Data about app and page elements:
※ ※ ※

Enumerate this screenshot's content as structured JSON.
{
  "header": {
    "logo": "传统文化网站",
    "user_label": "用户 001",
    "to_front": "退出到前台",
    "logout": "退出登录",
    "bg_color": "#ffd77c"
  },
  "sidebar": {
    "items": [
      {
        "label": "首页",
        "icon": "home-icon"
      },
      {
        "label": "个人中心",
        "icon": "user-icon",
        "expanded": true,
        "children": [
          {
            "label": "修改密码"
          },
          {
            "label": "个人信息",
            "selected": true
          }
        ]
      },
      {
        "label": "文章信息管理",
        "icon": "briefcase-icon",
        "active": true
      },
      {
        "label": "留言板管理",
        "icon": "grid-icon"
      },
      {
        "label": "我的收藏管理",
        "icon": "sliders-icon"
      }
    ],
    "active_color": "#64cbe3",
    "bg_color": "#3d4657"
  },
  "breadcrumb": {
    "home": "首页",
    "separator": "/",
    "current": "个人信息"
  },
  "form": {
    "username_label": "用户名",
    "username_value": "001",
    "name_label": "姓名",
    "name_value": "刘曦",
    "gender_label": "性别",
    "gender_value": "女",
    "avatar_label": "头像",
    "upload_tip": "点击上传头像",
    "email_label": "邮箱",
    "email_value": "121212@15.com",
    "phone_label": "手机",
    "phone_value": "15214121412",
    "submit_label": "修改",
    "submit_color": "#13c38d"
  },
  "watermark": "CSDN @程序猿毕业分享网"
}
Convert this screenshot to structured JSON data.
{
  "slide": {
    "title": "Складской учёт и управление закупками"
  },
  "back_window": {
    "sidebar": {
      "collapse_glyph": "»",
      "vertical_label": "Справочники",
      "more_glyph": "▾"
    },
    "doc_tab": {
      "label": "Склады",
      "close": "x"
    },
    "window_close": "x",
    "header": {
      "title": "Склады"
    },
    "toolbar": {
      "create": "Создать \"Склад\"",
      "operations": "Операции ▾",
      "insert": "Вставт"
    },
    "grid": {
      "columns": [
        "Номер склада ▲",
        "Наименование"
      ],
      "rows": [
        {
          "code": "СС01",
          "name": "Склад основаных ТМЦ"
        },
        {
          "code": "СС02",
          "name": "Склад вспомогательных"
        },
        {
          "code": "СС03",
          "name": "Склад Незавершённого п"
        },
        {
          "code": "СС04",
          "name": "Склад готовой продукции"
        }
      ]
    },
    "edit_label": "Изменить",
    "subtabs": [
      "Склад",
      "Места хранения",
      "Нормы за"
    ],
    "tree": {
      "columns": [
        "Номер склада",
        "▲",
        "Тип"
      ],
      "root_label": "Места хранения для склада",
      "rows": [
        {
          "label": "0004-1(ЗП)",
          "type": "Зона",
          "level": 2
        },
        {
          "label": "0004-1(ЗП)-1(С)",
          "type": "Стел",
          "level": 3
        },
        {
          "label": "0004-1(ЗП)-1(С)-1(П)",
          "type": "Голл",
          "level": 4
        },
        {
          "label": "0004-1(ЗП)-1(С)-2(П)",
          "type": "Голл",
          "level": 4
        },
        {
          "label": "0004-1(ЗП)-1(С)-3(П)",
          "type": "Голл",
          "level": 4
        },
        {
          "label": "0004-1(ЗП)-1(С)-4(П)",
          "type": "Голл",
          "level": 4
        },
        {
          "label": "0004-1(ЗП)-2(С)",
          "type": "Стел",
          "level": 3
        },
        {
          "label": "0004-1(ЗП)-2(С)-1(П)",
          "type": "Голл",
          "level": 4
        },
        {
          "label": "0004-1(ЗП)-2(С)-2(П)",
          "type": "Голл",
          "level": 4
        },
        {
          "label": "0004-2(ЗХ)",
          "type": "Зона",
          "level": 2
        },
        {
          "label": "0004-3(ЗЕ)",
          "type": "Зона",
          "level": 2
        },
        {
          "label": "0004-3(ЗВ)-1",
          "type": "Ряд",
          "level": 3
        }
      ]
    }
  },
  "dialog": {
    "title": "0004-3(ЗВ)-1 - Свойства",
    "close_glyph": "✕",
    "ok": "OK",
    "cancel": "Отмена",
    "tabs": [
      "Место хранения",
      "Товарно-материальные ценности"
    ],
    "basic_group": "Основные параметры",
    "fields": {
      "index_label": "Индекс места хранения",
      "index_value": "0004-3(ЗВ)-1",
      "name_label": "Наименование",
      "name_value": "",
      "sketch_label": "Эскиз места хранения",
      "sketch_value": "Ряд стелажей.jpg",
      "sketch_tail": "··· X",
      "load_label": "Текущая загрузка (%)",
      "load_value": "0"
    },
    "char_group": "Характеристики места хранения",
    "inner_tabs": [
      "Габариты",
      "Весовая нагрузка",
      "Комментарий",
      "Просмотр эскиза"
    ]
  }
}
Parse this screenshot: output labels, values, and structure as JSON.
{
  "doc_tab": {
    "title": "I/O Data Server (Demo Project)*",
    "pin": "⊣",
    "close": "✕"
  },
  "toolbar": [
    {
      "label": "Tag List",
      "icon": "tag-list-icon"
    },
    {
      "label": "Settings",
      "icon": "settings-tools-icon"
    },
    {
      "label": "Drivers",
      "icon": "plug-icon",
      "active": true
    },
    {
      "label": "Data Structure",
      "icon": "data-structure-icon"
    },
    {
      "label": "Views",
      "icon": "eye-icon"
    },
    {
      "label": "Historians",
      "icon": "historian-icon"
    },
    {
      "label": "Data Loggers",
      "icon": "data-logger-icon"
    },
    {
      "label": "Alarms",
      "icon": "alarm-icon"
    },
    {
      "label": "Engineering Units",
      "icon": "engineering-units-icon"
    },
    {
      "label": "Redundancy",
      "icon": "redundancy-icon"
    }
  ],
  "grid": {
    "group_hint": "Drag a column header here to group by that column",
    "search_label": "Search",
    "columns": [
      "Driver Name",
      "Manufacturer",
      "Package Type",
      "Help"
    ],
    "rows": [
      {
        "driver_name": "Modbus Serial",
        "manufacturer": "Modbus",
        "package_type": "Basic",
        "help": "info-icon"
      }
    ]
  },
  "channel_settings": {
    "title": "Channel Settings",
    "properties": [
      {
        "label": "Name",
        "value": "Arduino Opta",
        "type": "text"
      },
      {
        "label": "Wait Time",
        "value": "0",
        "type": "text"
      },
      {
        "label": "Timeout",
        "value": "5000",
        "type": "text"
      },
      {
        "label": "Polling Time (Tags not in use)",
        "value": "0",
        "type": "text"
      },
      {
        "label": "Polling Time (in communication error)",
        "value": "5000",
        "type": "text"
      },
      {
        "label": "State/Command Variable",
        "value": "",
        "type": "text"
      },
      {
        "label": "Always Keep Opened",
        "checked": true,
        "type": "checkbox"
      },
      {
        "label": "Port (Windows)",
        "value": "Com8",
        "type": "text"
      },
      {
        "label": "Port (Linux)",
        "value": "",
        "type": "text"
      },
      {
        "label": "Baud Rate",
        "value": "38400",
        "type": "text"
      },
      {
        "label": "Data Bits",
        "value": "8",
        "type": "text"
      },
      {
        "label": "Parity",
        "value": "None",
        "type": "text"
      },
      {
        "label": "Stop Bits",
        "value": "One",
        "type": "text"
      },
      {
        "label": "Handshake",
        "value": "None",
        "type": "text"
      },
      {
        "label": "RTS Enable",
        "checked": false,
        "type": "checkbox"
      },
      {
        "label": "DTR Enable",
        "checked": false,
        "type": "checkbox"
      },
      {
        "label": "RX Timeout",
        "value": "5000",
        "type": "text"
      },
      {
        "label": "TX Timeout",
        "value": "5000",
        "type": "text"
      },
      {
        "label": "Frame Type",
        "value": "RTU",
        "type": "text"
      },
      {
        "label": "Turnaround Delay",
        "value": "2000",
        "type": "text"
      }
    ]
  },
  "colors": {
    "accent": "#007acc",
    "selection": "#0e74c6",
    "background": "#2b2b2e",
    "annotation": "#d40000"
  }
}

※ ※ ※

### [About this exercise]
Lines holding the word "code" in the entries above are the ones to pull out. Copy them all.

### [Response area]
          "code": "СС01",
          "code": "СС02",
          "code": "СС03",
          "code": "СС04",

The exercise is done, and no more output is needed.